Task directions →
As the answer, give every line of the records that includes the word "cards".

[[ Material for the task open ]]

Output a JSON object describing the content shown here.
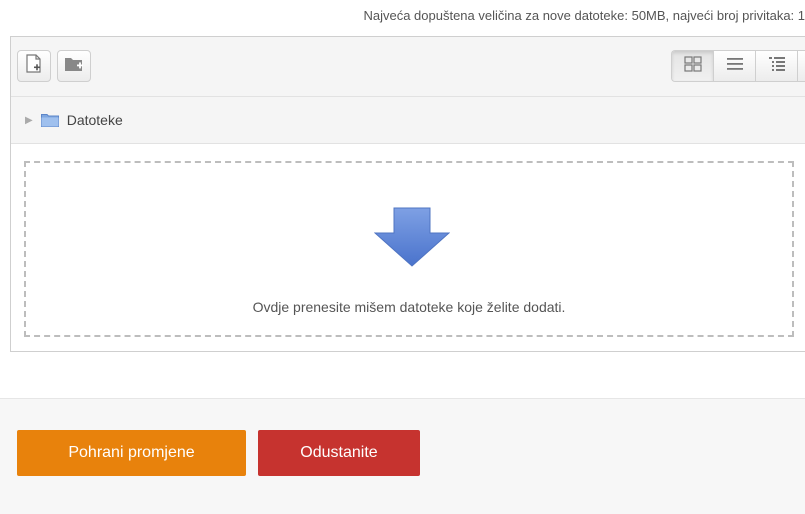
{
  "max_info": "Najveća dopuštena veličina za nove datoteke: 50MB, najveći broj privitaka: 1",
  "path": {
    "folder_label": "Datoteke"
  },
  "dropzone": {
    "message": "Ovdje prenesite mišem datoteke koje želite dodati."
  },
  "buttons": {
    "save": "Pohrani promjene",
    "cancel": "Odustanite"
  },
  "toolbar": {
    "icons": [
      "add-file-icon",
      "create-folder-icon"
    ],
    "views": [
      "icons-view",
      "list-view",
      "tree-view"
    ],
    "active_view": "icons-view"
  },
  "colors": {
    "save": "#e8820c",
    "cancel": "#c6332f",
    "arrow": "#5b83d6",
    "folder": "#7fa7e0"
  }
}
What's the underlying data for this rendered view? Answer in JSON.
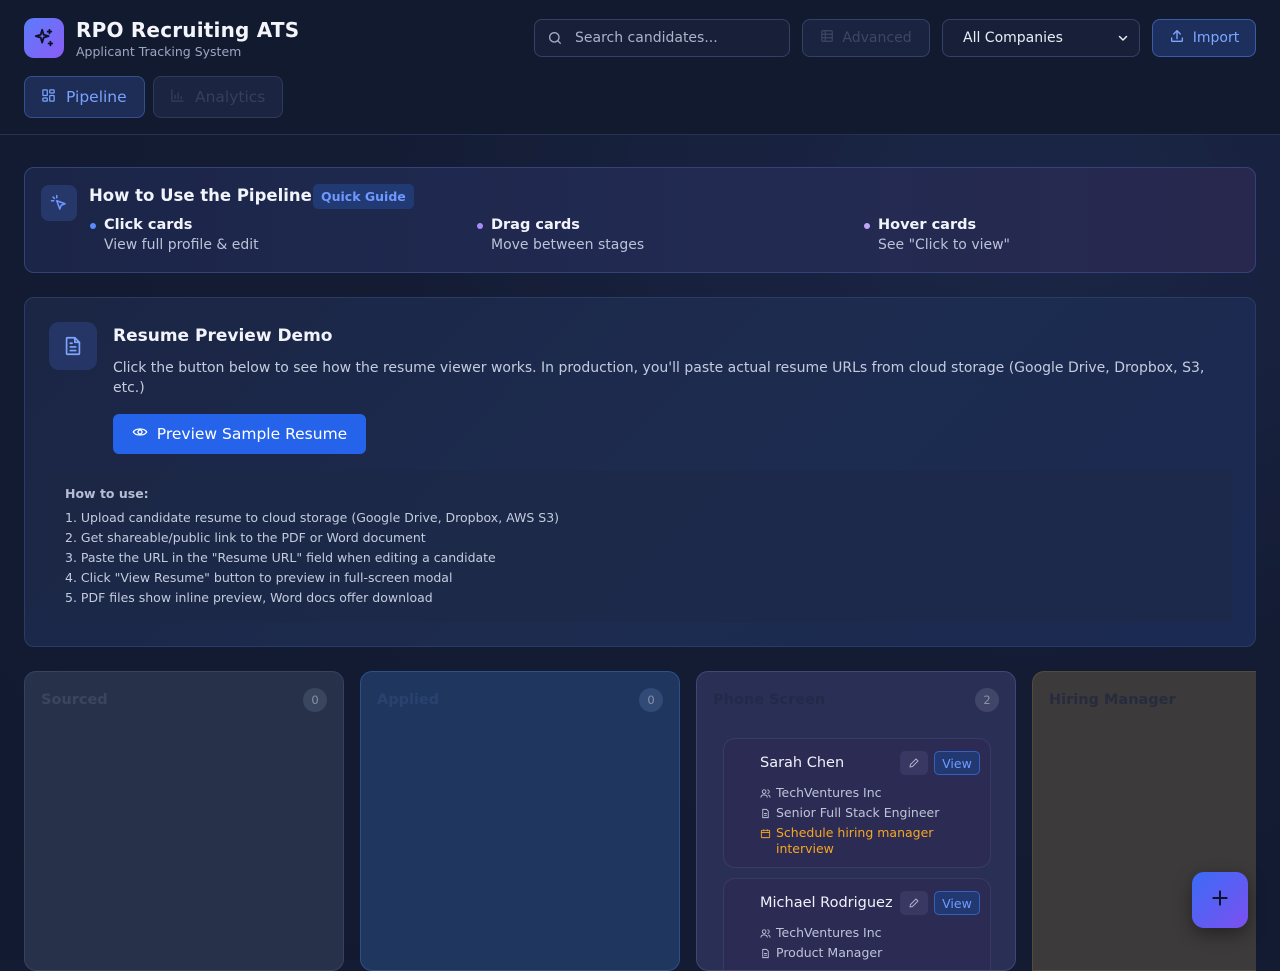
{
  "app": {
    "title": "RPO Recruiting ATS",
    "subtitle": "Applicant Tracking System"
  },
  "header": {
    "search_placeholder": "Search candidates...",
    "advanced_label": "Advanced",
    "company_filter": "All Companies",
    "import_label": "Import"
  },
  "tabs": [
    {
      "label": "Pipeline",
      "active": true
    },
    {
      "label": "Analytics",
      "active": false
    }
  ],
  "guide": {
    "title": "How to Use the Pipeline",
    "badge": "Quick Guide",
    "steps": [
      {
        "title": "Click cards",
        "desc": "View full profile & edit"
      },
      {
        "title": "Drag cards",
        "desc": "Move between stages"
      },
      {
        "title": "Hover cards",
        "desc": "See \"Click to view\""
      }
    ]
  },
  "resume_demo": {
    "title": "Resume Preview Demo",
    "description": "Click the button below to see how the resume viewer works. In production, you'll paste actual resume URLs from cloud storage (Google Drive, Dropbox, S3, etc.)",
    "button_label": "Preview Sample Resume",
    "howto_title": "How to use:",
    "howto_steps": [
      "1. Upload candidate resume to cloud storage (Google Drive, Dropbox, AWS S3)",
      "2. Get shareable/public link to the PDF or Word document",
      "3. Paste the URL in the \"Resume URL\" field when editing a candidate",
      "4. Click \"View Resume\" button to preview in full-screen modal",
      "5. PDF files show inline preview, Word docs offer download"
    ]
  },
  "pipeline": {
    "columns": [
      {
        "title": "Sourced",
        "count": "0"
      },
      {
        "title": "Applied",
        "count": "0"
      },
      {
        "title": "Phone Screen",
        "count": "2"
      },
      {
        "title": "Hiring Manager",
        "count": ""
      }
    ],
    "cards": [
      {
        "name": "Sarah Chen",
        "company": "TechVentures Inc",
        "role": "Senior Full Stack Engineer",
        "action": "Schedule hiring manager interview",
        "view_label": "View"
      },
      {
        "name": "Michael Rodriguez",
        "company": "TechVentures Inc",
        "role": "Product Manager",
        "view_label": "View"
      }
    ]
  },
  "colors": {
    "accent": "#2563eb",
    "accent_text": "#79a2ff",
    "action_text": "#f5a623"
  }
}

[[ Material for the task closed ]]

Reply to the exercise →
        "title": "Click cards",
        "title": "Drag cards",
        "title": "Hover cards",
    "cards": [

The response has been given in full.